Sex trafficking is the harsh reality that young people have had to contend with in the United States.
"Are you Shandra? Yes, I am." With those few words, a young Indonesian with big dreams of a better life found herself catapulted into the murky underground world of sex slavery and violence.
But Shandra Woworuntu, then 25, was not trapped in a sordid brothel plying clients in some far-flung Asian tourist hotspot.
Instead the college graduate and young mother was whisked away from New York's busy John F. Kennedy airport with a gun to her head by an organized gang working in the heart of the world's economic superpower.
Nothing had prepared the slight, softly spoken, shy woman to become one of the thousands of men, women and children lured into the hidden world of sex trafficking and forced labor in the United States every year.
After losing her job as a financial analyst in a bank in the chaos unleashed by Asia's economic crisis, Shandra replied to a newspaper ad for temporary work in a hotel in Chicago.
In 2001, having passed a test, and armed with a visa from the US embassy, she left her young daughter, promising to return home soon.
"I was excited -- I thought this was the American dream.
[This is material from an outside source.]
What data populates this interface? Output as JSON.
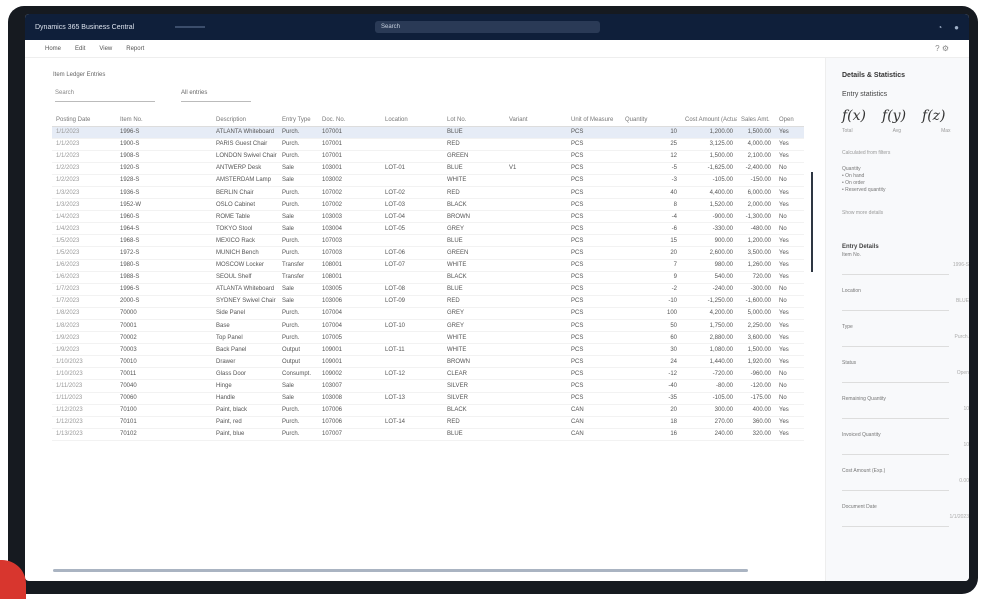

I will earn some money and I will go back after six months," she told AFP.
But on her very first night on US soil, she was put to work in a New York brothel, before being passed from pimp to pimp -- a Malaysian known as Johnnie Wong, a Taiwanese guy, a man who only spoke Cantonese, and even an American.
"They put a gun on my head, and I just think I have to save my life," she said in somewhat broken English, her voice at times dropping to a whisper.
"Maybe I have been kidnapped, I didn't know exactly. What I need to do is life survival."
Many of the girls and women she encountered working in the brothels had also been lured from abroad, some from her native Indonesia. She was the oldest of the group. Most were just teenagers.
One young girl, whose age she guessed at as between 10 to 12, did not speak any language Shandra recognized. "I never knew where she came from," she said sadly.
She was forced to work through the night in casinos and hotels where clients would pick from the girls lined up in front of them or would telephone for services.
"The phone was always ringing," remembered Shandra, who said the women were often denied food, but were presented with tables laden with alcohol and drugs.
Moved many times in vans with tinted glass and held in rooms with shuttered windows, and barred by beefy bodyguards, Shandra lost all notion of time. And she was told that she had to work to repay a $30,000 "recruitment fee."
To this day, she can't say how long she endured captivity, knowing only she arrived in spring and it was turning cold that same year when she escaped.
"This is not the job that they promised," she said, without a hint of irony.
An open bathroom window, two floors up, gave her her chance. Persuading one other girl to go with her, they jumped, and miraculously survived unscathed.
After weeks of living rough, with the police, church, and the FBI all refusing to believe her story -- and even falling into the hands of another pimp -- Shandra, whose passport and all documents had been stripped from her on day one, finally found help with a victim's agency called Safe Horizon.
While her tale might sound incredible, agencies say it is very common.
And it doesn't just concern foreigners -- young American runaways all too often put themselves in dangerous situations wooed by tales of modeling careers and lucrative music contracts.
The Alliance To End Slavery and Trafficking estimates about 14,000 to 17,000 men, women and children are smuggled illegally into the US every year to work in the sex trade or in factories, farms and bars as forced labor.
"This is organized crime and they are very organized. And what we see is that they are increasingly more sophisticated in how they are committing this crime," said the alliance's director, Melysa Sperber.
The group is calling for greater government controls on the recruiters who lure vulnerable people to US shores every year.
In its 2013 global Trafficking in Persons report, the State Department recognized that the United States is "a source, transit, and destination country for men, women, and children -- both US citizens and foreign nationals -- subjected to forced labor, debt bondage, involuntary servitude, and sex trafficking" with victims mainly coming from Mexico, Thailand, the Philippines, Honduras and Indonesia.
While prosecutions by federal agencies were on the rise due to greater awareness of the problem, the report recommended that funding should be increased to agencies providing victim services, and there should be greater oversight on contractors hiring foreign laborers.
Legislation is now pending in the House of Representatives sponsored by congressman Ed Royce seeking to close such loopholes, such as requiring foreign hirers to be registered with the Labor Department.
It would also ensure foreign labor contractors would have to provide the names of the employers and recruiters and a signed contract.
The bill "provides the tools needed to avoid the scams of unscrupulous labor recruiters who force workers into slave labor or sexual slavery once they enter the US," Royce said when he introduced the bill in October.
"The human cost of trafficking is painfully high -- we must act."
Although still emotionally scarred by her past, Shandra, who helped law enforcement agents bust at least one of the networks which brutalized her, is now proudly putting her experiences to use to try to fight human trafficking.
"If I don't stand for them who live in the shadows, become a voice of the voiceless... the government, the community will not know that it's happening," she told AFP.
"I hope I can do more to help them identify the victims ... because I believe with my connection, with all of us together, we will fight modern-day slavery."